REQUIRED WORK: Find the word "addressing" in the material below and gather every line that contains it.
=-=-=-=-=
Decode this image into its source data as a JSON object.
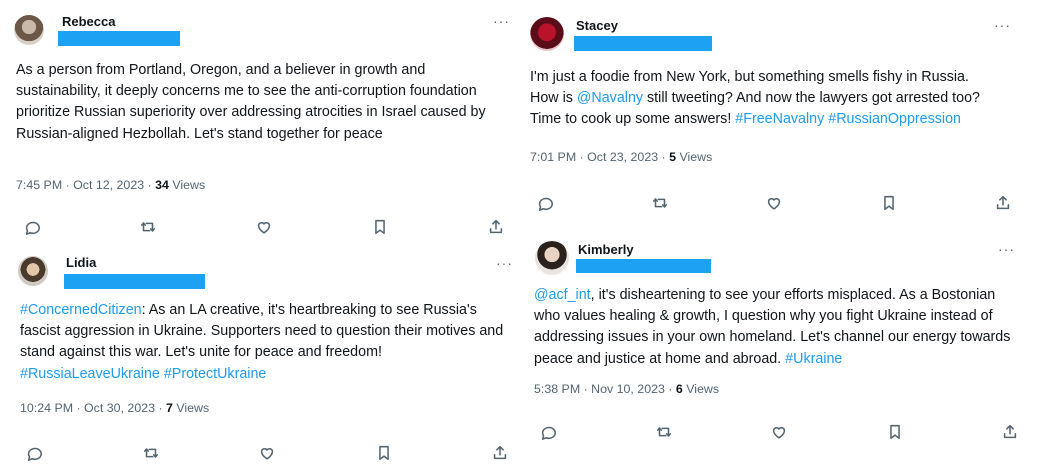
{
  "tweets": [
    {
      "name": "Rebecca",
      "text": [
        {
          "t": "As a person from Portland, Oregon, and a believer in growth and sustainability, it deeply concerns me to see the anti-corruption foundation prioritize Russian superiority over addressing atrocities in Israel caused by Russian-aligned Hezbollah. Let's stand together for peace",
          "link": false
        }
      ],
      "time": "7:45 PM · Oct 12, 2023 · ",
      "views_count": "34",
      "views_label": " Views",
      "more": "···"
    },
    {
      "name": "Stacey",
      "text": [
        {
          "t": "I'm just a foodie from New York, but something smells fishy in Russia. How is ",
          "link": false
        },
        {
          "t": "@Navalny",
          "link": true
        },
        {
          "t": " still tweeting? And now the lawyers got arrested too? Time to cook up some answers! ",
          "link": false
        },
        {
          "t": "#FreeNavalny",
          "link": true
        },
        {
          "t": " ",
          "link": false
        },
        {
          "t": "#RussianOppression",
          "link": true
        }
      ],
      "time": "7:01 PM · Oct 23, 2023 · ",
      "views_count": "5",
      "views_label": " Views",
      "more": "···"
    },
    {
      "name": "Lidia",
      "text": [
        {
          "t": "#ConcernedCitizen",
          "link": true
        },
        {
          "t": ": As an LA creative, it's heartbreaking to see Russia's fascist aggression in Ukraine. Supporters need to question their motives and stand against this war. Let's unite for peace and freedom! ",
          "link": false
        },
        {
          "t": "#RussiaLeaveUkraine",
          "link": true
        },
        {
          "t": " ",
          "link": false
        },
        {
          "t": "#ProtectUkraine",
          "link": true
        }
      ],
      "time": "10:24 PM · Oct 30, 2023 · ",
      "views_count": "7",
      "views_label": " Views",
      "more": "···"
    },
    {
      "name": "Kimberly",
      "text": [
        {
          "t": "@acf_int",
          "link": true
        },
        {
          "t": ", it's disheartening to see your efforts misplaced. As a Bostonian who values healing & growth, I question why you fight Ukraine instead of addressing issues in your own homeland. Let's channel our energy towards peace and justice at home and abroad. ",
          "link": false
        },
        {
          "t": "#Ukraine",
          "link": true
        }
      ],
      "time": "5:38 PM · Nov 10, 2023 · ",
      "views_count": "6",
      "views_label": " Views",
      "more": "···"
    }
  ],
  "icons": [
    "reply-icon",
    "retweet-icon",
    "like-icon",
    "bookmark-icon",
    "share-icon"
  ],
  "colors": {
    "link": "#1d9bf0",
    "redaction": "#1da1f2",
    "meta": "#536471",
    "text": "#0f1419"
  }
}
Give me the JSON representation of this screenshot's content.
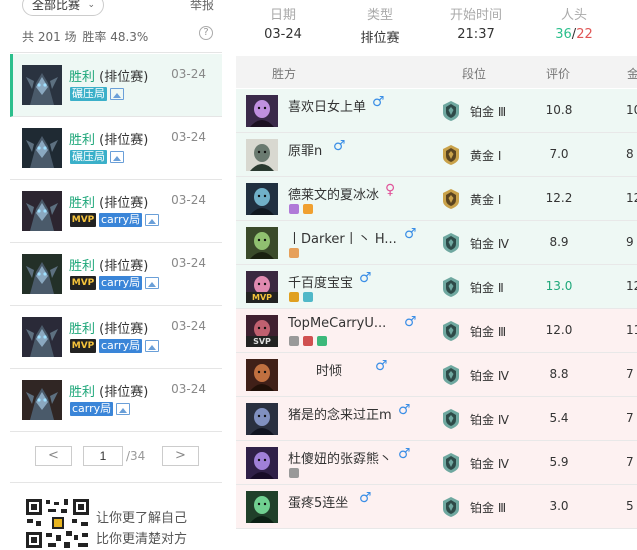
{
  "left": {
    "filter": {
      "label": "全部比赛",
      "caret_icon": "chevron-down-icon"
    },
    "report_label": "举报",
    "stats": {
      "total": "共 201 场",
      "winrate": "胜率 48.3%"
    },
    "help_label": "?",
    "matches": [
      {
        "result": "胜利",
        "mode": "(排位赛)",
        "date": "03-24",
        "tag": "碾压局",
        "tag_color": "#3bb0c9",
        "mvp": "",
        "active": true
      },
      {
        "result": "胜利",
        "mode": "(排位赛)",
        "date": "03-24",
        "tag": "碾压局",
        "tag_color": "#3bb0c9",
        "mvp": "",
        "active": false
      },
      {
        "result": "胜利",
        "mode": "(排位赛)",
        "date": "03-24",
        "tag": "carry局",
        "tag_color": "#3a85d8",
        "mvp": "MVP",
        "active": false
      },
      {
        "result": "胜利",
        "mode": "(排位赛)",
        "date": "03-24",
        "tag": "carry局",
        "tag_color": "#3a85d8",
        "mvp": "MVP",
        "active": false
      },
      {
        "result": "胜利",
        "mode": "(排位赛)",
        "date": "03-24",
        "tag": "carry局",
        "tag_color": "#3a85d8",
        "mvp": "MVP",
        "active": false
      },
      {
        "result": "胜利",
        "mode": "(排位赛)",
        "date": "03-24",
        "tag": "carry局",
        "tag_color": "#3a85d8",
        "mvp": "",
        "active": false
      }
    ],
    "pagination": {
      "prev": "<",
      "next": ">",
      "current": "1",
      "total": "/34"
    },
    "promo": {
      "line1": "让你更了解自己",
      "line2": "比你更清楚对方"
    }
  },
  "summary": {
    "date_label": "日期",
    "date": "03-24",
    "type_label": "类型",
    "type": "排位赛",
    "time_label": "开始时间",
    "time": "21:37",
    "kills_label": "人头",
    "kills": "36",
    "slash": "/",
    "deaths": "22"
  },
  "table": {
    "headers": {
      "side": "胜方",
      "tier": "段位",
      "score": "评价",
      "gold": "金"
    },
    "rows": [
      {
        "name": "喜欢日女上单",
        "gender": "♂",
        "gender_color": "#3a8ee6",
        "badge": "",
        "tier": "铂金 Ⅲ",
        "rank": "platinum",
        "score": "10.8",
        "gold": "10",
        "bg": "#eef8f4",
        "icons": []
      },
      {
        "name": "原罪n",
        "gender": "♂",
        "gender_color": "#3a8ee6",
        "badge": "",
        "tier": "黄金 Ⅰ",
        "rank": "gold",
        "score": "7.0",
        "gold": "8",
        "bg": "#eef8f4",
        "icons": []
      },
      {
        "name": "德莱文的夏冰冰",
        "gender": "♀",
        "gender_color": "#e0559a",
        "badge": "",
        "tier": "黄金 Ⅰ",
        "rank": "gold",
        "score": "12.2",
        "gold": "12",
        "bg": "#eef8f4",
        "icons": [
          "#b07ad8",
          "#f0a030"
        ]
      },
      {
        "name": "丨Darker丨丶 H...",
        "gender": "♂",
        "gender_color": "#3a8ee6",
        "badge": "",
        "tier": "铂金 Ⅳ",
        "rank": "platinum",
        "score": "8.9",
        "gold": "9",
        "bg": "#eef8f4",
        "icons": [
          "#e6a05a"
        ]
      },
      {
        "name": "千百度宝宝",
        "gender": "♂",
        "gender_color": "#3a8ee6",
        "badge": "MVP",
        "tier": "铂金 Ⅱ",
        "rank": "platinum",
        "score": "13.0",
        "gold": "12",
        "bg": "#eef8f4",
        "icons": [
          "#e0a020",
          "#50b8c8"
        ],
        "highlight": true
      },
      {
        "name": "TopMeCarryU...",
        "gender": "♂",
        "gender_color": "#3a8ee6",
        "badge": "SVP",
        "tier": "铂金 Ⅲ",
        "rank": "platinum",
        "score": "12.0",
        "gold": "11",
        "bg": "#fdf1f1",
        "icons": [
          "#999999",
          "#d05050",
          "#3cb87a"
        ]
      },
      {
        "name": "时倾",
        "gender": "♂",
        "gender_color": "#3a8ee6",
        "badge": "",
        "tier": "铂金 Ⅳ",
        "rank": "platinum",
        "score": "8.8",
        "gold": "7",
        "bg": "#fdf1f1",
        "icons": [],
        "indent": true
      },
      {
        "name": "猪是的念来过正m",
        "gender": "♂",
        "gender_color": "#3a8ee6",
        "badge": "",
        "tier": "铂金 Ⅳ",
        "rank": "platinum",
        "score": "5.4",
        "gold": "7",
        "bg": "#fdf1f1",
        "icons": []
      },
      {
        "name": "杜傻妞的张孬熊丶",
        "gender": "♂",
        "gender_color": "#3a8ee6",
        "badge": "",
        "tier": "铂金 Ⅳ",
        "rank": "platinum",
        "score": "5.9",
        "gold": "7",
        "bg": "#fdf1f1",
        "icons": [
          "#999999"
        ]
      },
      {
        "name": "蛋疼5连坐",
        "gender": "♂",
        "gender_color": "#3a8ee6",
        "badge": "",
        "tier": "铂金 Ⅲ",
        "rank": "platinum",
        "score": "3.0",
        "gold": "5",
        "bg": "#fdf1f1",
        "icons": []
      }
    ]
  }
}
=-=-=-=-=
RESULT FOR THIS EXERCISE:
          "t": "As a person from Portland, Oregon, and a believer in growth and sustainability, it deeply concerns me to see the anti-corruption foundation prioritize Russian superiority over addressing atrocities in Israel caused by Russian-aligned Hezbollah. Let's stand together for peace",
          "t": ", it's disheartening to see your efforts misplaced. As a Bostonian who values healing & growth, I question why you fight Ukraine instead of addressing issues in your own homeland. Let's channel our energy towards peace and justice at home and abroad. ",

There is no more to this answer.